* PROBLEM TO WORK ON: Please reproduce the whole listing without altering anything.

··· RECORDS FOR THE EXERCISE

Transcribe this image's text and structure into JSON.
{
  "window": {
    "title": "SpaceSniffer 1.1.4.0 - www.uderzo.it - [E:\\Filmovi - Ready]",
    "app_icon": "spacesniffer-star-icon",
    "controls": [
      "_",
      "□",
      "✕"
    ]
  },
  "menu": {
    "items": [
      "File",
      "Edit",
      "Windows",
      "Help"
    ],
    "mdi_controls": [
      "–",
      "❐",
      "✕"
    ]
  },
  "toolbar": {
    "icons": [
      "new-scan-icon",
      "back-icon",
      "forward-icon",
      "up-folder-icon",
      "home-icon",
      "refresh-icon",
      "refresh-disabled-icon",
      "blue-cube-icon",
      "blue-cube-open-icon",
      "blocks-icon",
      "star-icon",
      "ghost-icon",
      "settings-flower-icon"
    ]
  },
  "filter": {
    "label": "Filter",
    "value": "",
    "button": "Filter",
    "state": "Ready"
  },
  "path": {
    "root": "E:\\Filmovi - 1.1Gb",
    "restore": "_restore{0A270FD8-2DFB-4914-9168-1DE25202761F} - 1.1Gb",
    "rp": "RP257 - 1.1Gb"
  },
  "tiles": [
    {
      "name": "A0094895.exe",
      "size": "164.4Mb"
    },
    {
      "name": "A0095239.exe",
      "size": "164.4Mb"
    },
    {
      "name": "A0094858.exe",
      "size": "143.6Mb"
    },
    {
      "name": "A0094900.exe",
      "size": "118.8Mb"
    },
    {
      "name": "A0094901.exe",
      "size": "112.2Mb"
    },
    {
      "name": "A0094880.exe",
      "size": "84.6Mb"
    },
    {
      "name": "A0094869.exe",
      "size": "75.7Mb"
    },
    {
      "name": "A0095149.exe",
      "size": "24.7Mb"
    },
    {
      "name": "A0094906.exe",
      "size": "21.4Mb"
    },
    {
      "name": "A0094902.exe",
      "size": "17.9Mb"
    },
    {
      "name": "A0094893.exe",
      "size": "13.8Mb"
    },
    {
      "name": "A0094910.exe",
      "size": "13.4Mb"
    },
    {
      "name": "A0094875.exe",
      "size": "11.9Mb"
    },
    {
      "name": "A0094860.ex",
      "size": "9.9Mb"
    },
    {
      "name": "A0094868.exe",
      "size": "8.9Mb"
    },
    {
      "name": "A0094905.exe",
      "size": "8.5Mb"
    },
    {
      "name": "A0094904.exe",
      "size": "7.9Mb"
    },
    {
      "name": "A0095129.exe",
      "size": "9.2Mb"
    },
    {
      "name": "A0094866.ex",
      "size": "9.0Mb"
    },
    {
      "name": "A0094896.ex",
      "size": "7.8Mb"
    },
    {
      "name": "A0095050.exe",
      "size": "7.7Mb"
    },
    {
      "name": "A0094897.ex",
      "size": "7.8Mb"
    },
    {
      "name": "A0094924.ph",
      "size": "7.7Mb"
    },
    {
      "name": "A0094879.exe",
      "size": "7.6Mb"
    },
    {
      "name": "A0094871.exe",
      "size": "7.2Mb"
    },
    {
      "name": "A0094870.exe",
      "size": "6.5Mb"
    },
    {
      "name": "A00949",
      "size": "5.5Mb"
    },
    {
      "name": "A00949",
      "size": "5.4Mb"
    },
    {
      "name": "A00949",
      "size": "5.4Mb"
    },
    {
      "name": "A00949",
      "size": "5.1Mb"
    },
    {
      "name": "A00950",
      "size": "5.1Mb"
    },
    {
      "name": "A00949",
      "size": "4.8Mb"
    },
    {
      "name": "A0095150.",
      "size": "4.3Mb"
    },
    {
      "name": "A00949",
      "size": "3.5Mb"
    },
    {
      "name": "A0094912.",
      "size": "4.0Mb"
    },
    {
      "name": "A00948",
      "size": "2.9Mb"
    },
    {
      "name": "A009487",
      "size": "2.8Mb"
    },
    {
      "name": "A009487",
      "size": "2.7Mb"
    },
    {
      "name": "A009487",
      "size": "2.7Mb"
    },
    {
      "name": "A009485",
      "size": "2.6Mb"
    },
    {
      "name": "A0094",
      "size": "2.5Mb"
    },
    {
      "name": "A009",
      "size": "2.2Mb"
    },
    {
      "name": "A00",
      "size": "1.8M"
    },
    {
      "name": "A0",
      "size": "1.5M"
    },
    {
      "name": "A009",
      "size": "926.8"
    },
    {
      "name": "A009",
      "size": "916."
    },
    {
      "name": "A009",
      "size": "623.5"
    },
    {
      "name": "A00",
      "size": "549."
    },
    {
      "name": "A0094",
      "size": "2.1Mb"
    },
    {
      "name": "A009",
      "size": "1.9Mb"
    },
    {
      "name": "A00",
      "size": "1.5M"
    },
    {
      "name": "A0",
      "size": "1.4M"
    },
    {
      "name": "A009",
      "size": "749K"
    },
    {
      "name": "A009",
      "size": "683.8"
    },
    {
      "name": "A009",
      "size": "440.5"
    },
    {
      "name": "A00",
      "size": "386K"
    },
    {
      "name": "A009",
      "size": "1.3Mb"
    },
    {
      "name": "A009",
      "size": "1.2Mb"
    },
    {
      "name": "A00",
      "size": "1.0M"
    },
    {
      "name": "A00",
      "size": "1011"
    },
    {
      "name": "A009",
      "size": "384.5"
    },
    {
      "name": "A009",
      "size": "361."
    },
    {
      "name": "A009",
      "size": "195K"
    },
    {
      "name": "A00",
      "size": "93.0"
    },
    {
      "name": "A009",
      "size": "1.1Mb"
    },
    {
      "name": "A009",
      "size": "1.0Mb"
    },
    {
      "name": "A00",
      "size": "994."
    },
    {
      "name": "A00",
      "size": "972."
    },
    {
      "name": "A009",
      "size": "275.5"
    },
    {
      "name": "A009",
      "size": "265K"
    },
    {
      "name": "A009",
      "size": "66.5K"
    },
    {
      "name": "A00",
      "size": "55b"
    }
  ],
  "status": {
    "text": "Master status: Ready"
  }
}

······

* ANSWER SECTION:
Transcribe this image's text and structure into JSON.
{
  "window": {
    "title": "SpaceSniffer 1.1.4.0 - www.uderzo.it - [E:\\Filmovi - Ready]",
    "app_icon": "spacesniffer-star-icon",
    "controls": [
      "_",
      "□",
      "✕"
    ]
  },
  "menu": {
    "items": [
      "File",
      "Edit",
      "Windows",
      "Help"
    ],
    "mdi_controls": [
      "–",
      "❐",
      "✕"
    ]
  },
  "toolbar": {
    "icons": [
      "new-scan-icon",
      "back-icon",
      "forward-icon",
      "up-folder-icon",
      "home-icon",
      "refresh-icon",
      "refresh-disabled-icon",
      "blue-cube-icon",
      "blue-cube-open-icon",
      "blocks-icon",
      "star-icon",
      "ghost-icon",
      "settings-flower-icon"
    ]
  },
  "filter": {
    "label": "Filter",
    "value": "",
    "button": "Filter",
    "state": "Ready"
  },
  "path": {
    "root": "E:\\Filmovi - 1.1Gb",
    "restore": "_restore{0A270FD8-2DFB-4914-9168-1DE25202761F} - 1.1Gb",
    "rp": "RP257 - 1.1Gb"
  },
  "tiles": [
    {
      "name": "A0094895.exe",
      "size": "164.4Mb"
    },
    {
      "name": "A0095239.exe",
      "size": "164.4Mb"
    },
    {
      "name": "A0094858.exe",
      "size": "143.6Mb"
    },
    {
      "name": "A0094900.exe",
      "size": "118.8Mb"
    },
    {
      "name": "A0094901.exe",
      "size": "112.2Mb"
    },
    {
      "name": "A0094880.exe",
      "size": "84.6Mb"
    },
    {
      "name": "A0094869.exe",
      "size": "75.7Mb"
    },
    {
      "name": "A0095149.exe",
      "size": "24.7Mb"
    },
    {
      "name": "A0094906.exe",
      "size": "21.4Mb"
    },
    {
      "name": "A0094902.exe",
      "size": "17.9Mb"
    },
    {
      "name": "A0094893.exe",
      "size": "13.8Mb"
    },
    {
      "name": "A0094910.exe",
      "size": "13.4Mb"
    },
    {
      "name": "A0094875.exe",
      "size": "11.9Mb"
    },
    {
      "name": "A0094860.ex",
      "size": "9.9Mb"
    },
    {
      "name": "A0094868.exe",
      "size": "8.9Mb"
    },
    {
      "name": "A0094905.exe",
      "size": "8.5Mb"
    },
    {
      "name": "A0094904.exe",
      "size": "7.9Mb"
    },
    {
      "name": "A0095129.exe",
      "size": "9.2Mb"
    },
    {
      "name": "A0094866.ex",
      "size": "9.0Mb"
    },
    {
      "name": "A0094896.ex",
      "size": "7.8Mb"
    },
    {
      "name": "A0095050.exe",
      "size": "7.7Mb"
    },
    {
      "name": "A0094897.ex",
      "size": "7.8Mb"
    },
    {
      "name": "A0094924.ph",
      "size": "7.7Mb"
    },
    {
      "name": "A0094879.exe",
      "size": "7.6Mb"
    },
    {
      "name": "A0094871.exe",
      "size": "7.2Mb"
    },
    {
      "name": "A0094870.exe",
      "size": "6.5Mb"
    },
    {
      "name": "A00949",
      "size": "5.5Mb"
    },
    {
      "name": "A00949",
      "size": "5.4Mb"
    },
    {
      "name": "A00949",
      "size": "5.4Mb"
    },
    {
      "name": "A00949",
      "size": "5.1Mb"
    },
    {
      "name": "A00950",
      "size": "5.1Mb"
    },
    {
      "name": "A00949",
      "size": "4.8Mb"
    },
    {
      "name": "A0095150.",
      "size": "4.3Mb"
    },
    {
      "name": "A00949",
      "size": "3.5Mb"
    },
    {
      "name": "A0094912.",
      "size": "4.0Mb"
    },
    {
      "name": "A00948",
      "size": "2.9Mb"
    },
    {
      "name": "A009487",
      "size": "2.8Mb"
    },
    {
      "name": "A009487",
      "size": "2.7Mb"
    },
    {
      "name": "A009487",
      "size": "2.7Mb"
    },
    {
      "name": "A009485",
      "size": "2.6Mb"
    },
    {
      "name": "A0094",
      "size": "2.5Mb"
    },
    {
      "name": "A009",
      "size": "2.2Mb"
    },
    {
      "name": "A00",
      "size": "1.8M"
    },
    {
      "name": "A0",
      "size": "1.5M"
    },
    {
      "name": "A009",
      "size": "926.8"
    },
    {
      "name": "A009",
      "size": "916."
    },
    {
      "name": "A009",
      "size": "623.5"
    },
    {
      "name": "A00",
      "size": "549."
    },
    {
      "name": "A0094",
      "size": "2.1Mb"
    },
    {
      "name": "A009",
      "size": "1.9Mb"
    },
    {
      "name": "A00",
      "size": "1.5M"
    },
    {
      "name": "A0",
      "size": "1.4M"
    },
    {
      "name": "A009",
      "size": "749K"
    },
    {
      "name": "A009",
      "size": "683.8"
    },
    {
      "name": "A009",
      "size": "440.5"
    },
    {
      "name": "A00",
      "size": "386K"
    },
    {
      "name": "A009",
      "size": "1.3Mb"
    },
    {
      "name": "A009",
      "size": "1.2Mb"
    },
    {
      "name": "A00",
      "size": "1.0M"
    },
    {
      "name": "A00",
      "size": "1011"
    },
    {
      "name": "A009",
      "size": "384.5"
    },
    {
      "name": "A009",
      "size": "361."
    },
    {
      "name": "A009",
      "size": "195K"
    },
    {
      "name": "A00",
      "size": "93.0"
    },
    {
      "name": "A009",
      "size": "1.1Mb"
    },
    {
      "name": "A009",
      "size": "1.0Mb"
    },
    {
      "name": "A00",
      "size": "994."
    },
    {
      "name": "A00",
      "size": "972."
    },
    {
      "name": "A009",
      "size": "275.5"
    },
    {
      "name": "A009",
      "size": "265K"
    },
    {
      "name": "A009",
      "size": "66.5K"
    },
    {
      "name": "A00",
      "size": "55b"
    }
  ],
  "status": {
    "text": "Master status: Ready"
  }
}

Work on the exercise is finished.